We must also take advantage of the COVID-19 pandemic, which has catalysed the digitalisation of businesses models and commercial transactions to using digital tools to ensure simplicity, transparency, accountability and automated reporting, which are essential for a definitive, simplified and future-proof VAT regime. In this context, the Commission should support our SMEs by acquiring these latest technologies and making the know-how available. Beyond that, our businesses urgently need to see improvements to the EU’s ‘Taxes in Europe’ database through rapid, up-to-date and accurate access to relevant information about the implementation of the VAT system in Member States and, in particular, on all VAT rates used in each country on different goods and services.
Finally, in support of the climate transition the report proposes to gradually remove highly polluting goods and services from the list of allowed standard-rate derogations, by 2030. Supporting this phase out was an important political signal to citizens ahead of the ECOFIN Council, and in line with the spirit of the decisions taken in COP 26 in Glasgow.

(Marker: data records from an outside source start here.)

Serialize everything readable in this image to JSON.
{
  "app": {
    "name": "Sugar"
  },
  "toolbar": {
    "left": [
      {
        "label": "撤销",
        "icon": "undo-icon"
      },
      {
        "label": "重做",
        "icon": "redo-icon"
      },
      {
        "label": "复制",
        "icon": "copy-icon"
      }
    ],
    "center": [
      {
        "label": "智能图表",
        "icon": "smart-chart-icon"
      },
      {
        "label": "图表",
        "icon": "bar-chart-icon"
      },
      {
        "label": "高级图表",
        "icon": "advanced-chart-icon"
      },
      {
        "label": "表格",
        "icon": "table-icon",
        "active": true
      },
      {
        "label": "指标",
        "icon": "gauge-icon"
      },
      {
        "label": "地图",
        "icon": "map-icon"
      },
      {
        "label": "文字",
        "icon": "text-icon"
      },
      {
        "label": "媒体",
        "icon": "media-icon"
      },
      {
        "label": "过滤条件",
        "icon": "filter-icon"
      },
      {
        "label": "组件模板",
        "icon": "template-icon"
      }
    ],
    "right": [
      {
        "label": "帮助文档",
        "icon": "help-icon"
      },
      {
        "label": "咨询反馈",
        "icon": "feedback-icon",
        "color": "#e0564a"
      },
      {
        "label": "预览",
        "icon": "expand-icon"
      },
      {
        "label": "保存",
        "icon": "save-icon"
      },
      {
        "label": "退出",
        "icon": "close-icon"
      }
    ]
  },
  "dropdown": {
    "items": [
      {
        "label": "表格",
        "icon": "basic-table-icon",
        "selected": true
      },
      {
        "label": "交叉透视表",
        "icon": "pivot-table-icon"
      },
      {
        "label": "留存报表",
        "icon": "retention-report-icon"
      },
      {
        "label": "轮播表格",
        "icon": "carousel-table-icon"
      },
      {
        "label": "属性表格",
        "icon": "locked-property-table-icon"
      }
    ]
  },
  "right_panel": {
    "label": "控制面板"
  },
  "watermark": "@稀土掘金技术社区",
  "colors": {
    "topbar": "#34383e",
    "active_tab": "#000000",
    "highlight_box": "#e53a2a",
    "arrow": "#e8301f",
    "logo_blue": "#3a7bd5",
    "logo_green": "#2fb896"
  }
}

"With this report, we aim to prove that the European Parliament can tackle a particularly difficult, multi-faceted issue, by proposing improvements to the VAT system, which is, after all, both an important source of revenue - about €1 trillion per year across the EU and about a fifth of all tax revenue - and a complex tool for companies when doing business within the EU" Olivier Chastel
So, with this report, we aim to prove that the European Parliament can tackle a particularly difficult, multi-faceted issue, by proposing improvements to the VAT system, which is, after all, both an important source of revenue - about €1 trillion per year across the EU and about a fifth of all tax revenue - and a complex tool for companies when doing business within the EU.
Earlier this month EU Economy and Finance ministers did approve reforms to the VAT Directive, relating to VAT rates. This clearly frames the role of reduced and super-reduced rates and modernises the list of goods and services where reduced rates would be allowed.
However, it is regrettable that the only protection foreseen against the proliferation of lower rates is a limitation of reduced rates to a maximum 24 sectors and super reduced rates to maximum seven sectors, focusing on essential goods, health, transport, security and culture.
This leads me to comment on the fact that Member States are not immune from an erosion of the tax base. This reform also provides for an acceleration of digitisation while acknowledging the situation of lower income households, as underlined by Parliament in its importance for phasing out fossil fuels and products harmful to the environment.
But I deeply regret that the cornerstones of a definitive regime and of a certified taxable person remain blocked in Council. Given this state of affairs, we might well wonder about the Council’s willingness to reform, and if we can still call a system that’s been in place for more than 30 years “transitory”
Parliament will be consulted again on this long-awaited reform on VAT rates with an opinion due in March. Flexibility, equality, modernity and harmonisation of the rules for applying VAT rates in Member States are the key here. The compromise solution, agreed in Council, marks their desire for a more united Europe, in step with the green and digital transition, but Member States must maintain the right balance between national socio-economic policy objectives and avoiding a significant erosion of the tax base when using the new reduced VAT rates.